The Throat Singers of Tuva; September 1999; Scientific American Magazine; by Levin, Edgerton; 8 Page(s)
From atop one of the rocky escarpments that crisscross the south Siberian grasslands and taiga forests of Tuva, one’s first impression is of an unalloyed silence as vast as the land itself. Gradually the ear habituates to the absence of human activity. Silence dissolves into a subtle symphony of buzzing, bleating, burbling, cheeping, whistling-our onomatopoeic shorthand for the sounds of insects, beasts, water, birds, wind. The polyphony unfolds slowly, its colors and rhythms by turns damped and reverberant as they wash over the land’s shifting contours.

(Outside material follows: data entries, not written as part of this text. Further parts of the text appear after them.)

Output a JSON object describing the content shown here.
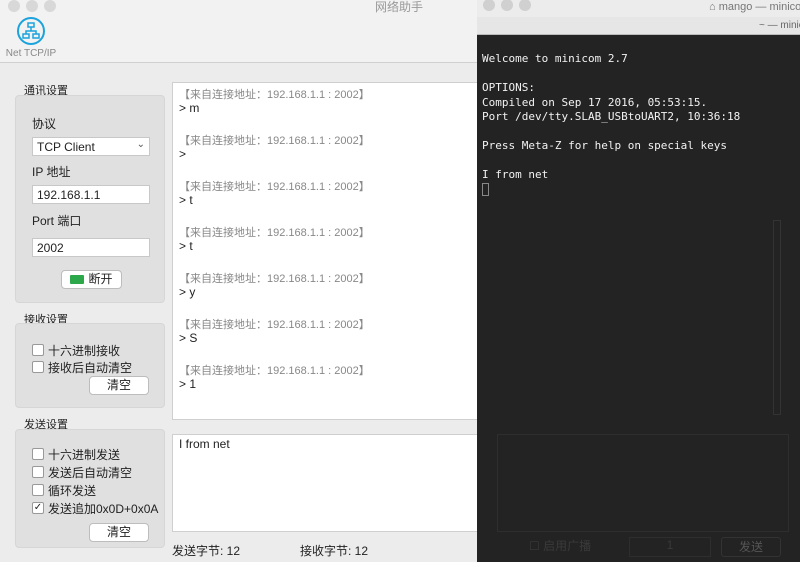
{
  "window": {
    "title": "网络助手",
    "tool_label": "Net TCP/IP"
  },
  "comm": {
    "title": "通讯设置",
    "protocol_label": "协议",
    "protocol_value": "TCP Client",
    "ip_label": "IP 地址",
    "ip_value": "192.168.1.1",
    "port_label": "Port 端口",
    "port_value": "2002",
    "disconnect_label": "断开"
  },
  "recv": {
    "title": "接收设置",
    "hex": "十六进制接收",
    "auto_clear": "接收后自动清空",
    "clear": "清空"
  },
  "send": {
    "title": "发送设置",
    "hex": "十六进制发送",
    "auto_clear": "发送后自动清空",
    "loop": "循环发送",
    "append": "发送追加0x0D+0x0A",
    "append_checked": true,
    "clear": "清空",
    "text": "I from net",
    "broadcast": "启用广播",
    "count": "1",
    "send_button": "发送"
  },
  "messages": [
    {
      "header": "【来自连接地址：192.168.1.1 : 2002】",
      "body": "> m"
    },
    {
      "header": "【来自连接地址：192.168.1.1 : 2002】",
      "body": ">"
    },
    {
      "header": "【来自连接地址：192.168.1.1 : 2002】",
      "body": "> t"
    },
    {
      "header": "【来自连接地址：192.168.1.1 : 2002】",
      "body": "> t"
    },
    {
      "header": "【来自连接地址：192.168.1.1 : 2002】",
      "body": "> y"
    },
    {
      "header": "【来自连接地址：192.168.1.1 : 2002】",
      "body": "> S"
    },
    {
      "header": "【来自连接地址：192.168.1.1 : 2002】",
      "body": "> 1"
    }
  ],
  "status": {
    "sent": "发送字节: 12",
    "received": "接收字节: 12"
  },
  "terminal": {
    "title": "mango — minicom",
    "subtitle": "~ — minicom",
    "lines": [
      "Welcome to minicom 2.7",
      "",
      "OPTIONS:",
      "Compiled on Sep 17 2016, 05:53:15.",
      "Port /dev/tty.SLAB_USBtoUART2, 10:36:18",
      "",
      "Press Meta-Z for help on special keys",
      "",
      "I from net"
    ]
  }
}
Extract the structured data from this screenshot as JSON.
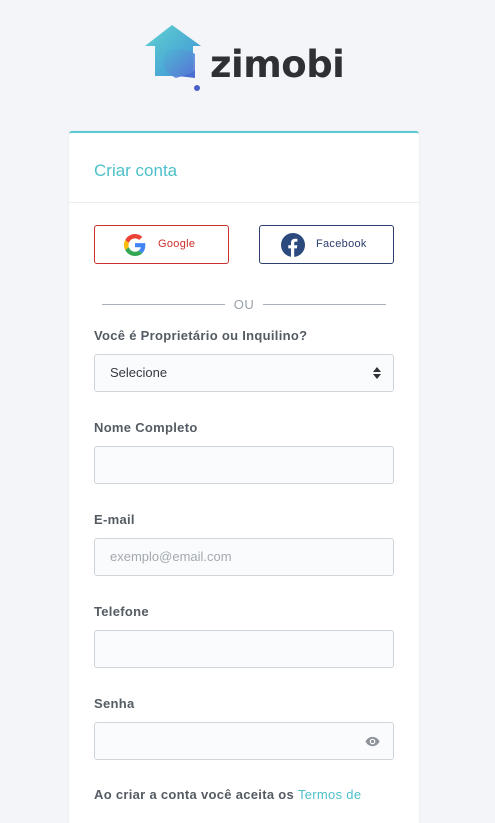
{
  "brand": {
    "name": "zimobi"
  },
  "card": {
    "title": "Criar conta",
    "google_label": "Google",
    "facebook_label": "Facebook",
    "divider_text": "OU"
  },
  "form": {
    "tenant_type": {
      "label": "Você é Proprietário ou Inquilino?",
      "value": "Selecione"
    },
    "full_name": {
      "label": "Nome Completo",
      "value": "",
      "placeholder": ""
    },
    "email": {
      "label": "E-mail",
      "value": "",
      "placeholder": "exemplo@email.com"
    },
    "phone": {
      "label": "Telefone",
      "value": "",
      "placeholder": ""
    },
    "password": {
      "label": "Senha",
      "value": "",
      "placeholder": ""
    }
  },
  "terms": {
    "prefix": "Ao criar a conta você aceita os ",
    "link": "Termos de"
  },
  "colors": {
    "accent": "#4ec0c9",
    "google": "#c9302c",
    "facebook": "#2c3e6e"
  },
  "icons": [
    "zimobi-house-logo-icon",
    "google-icon",
    "facebook-icon",
    "select-arrows-icon",
    "eye-icon"
  ]
}
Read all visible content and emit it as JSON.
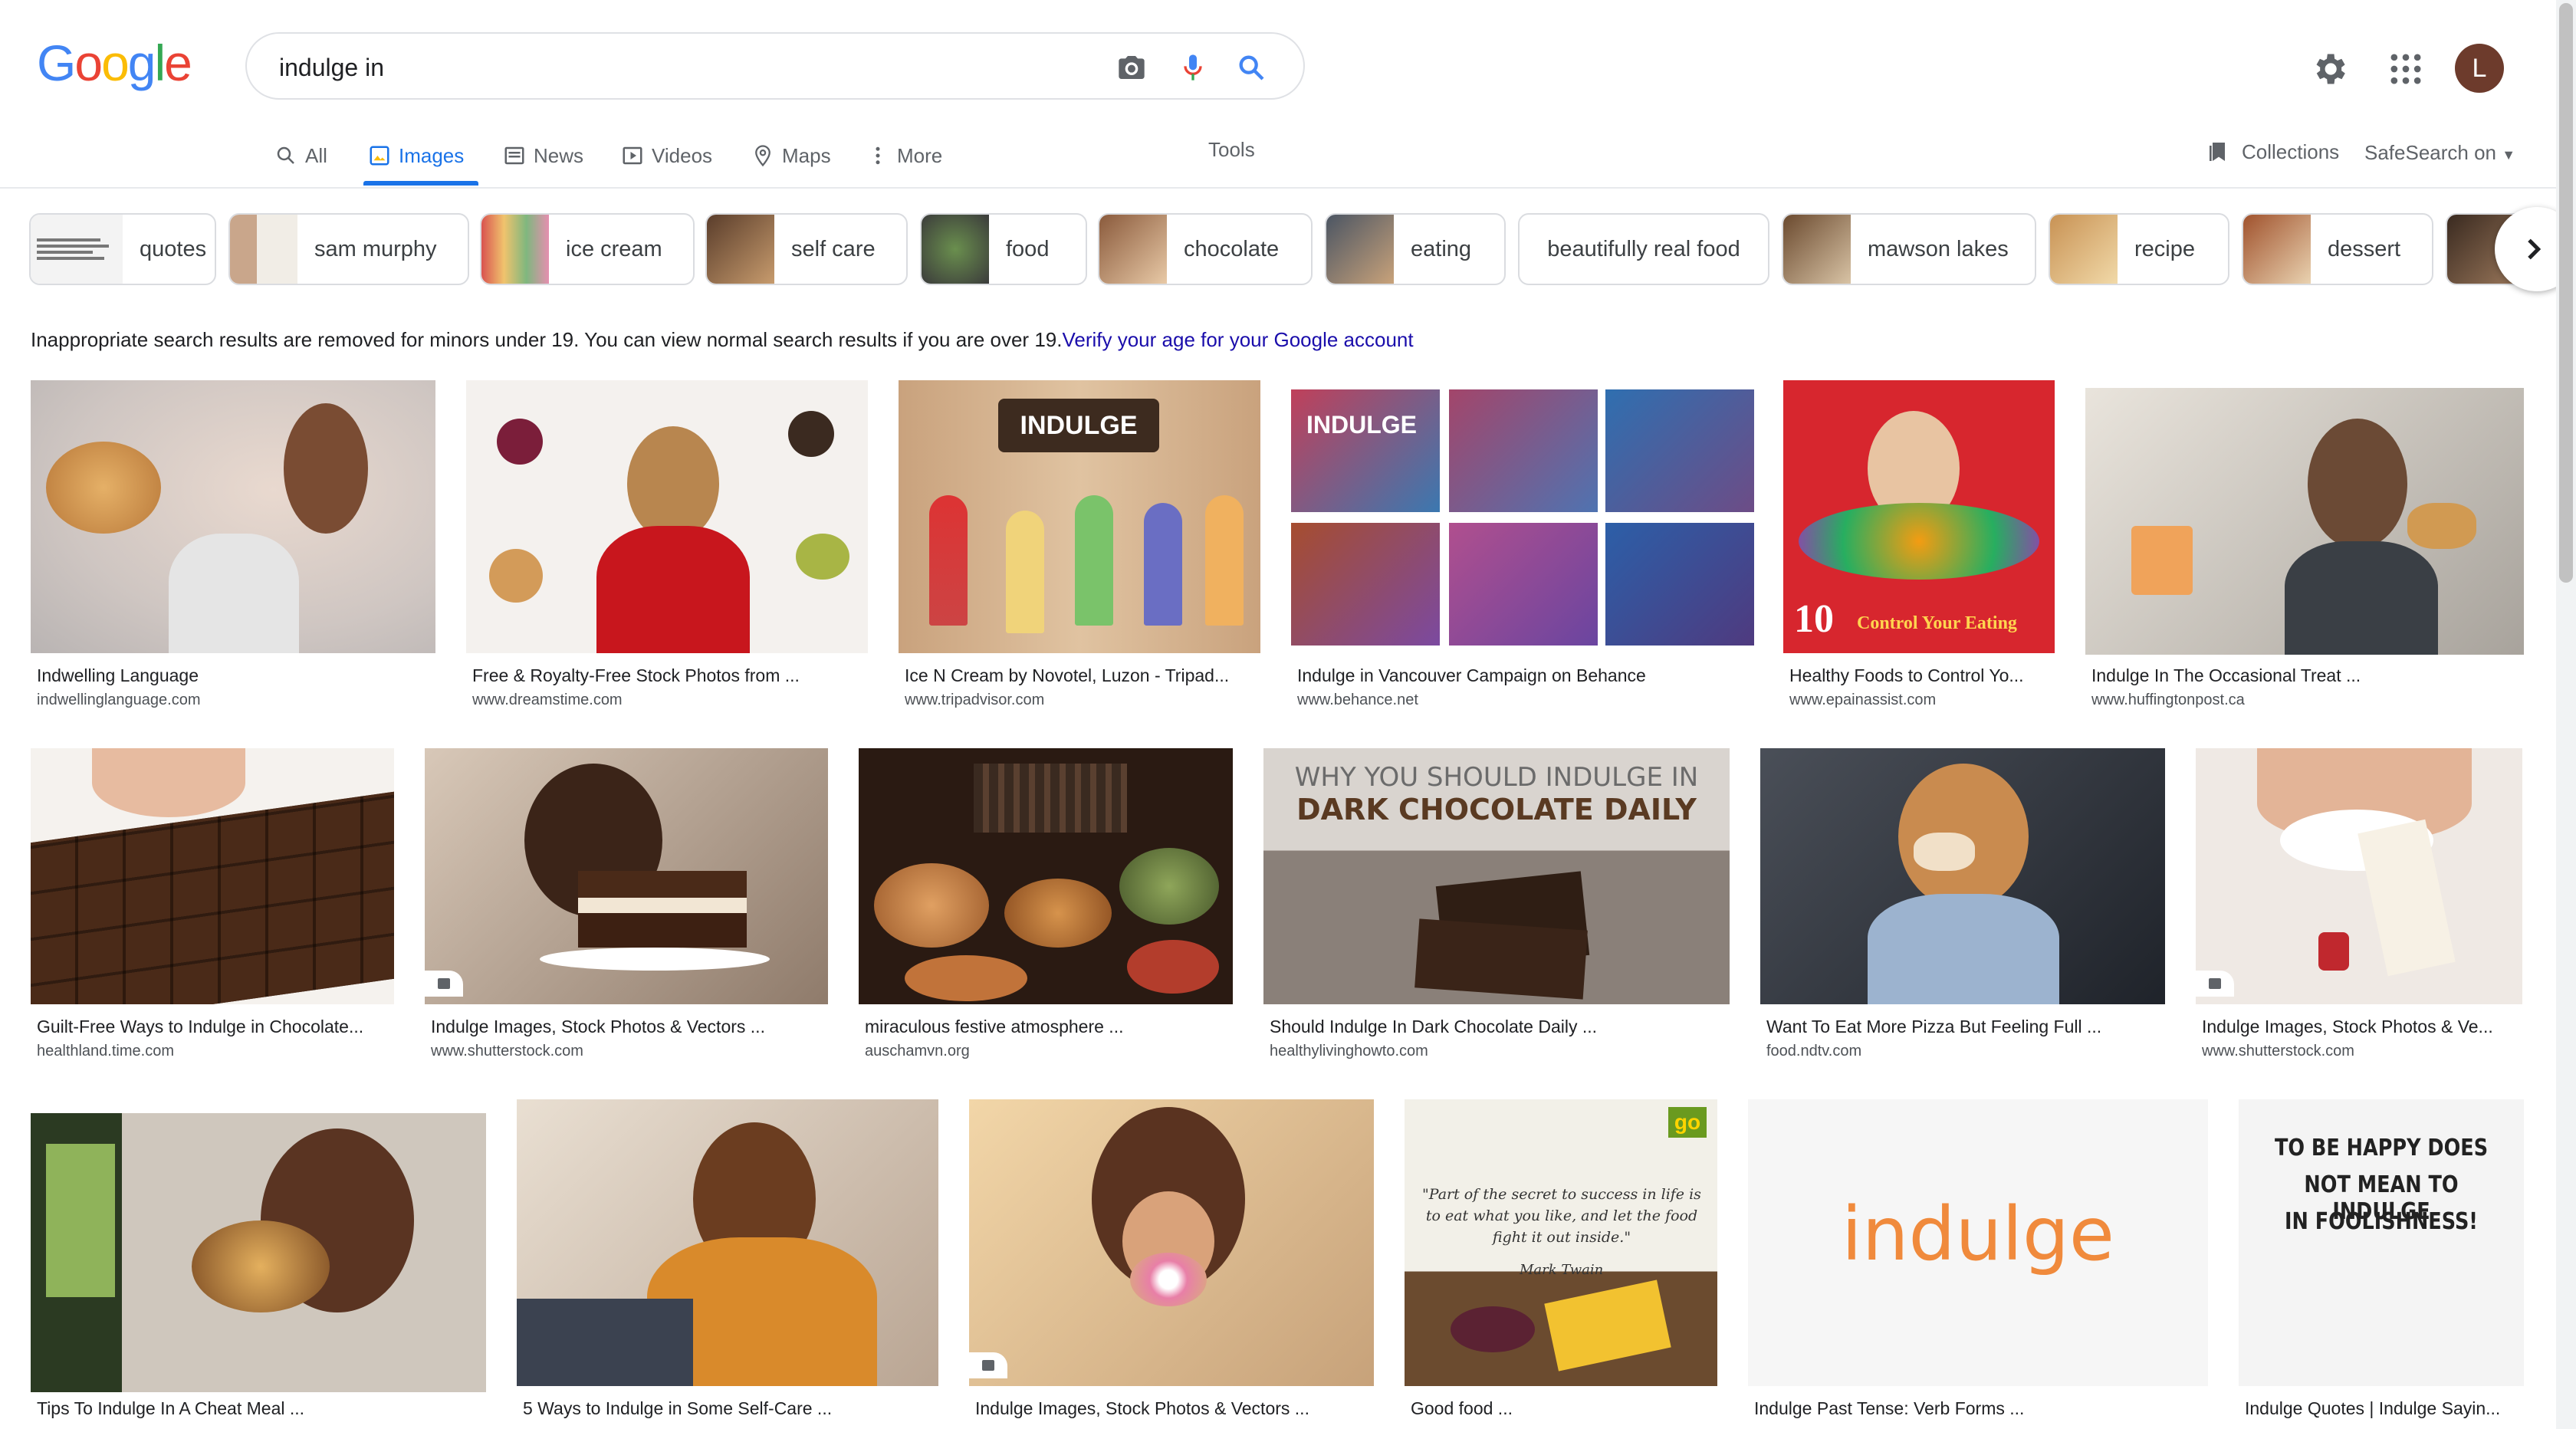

For the seminomadic herders who call Tuva home, the soundscape inspires a form of music that mingles with these ambient murmurings. Ringed by mountains, far from major trade routes and overwhelmingly rural, Tuva is like a musical Olduvai Gorge-a living record of a protomusical world, where natural and human-made sounds blend.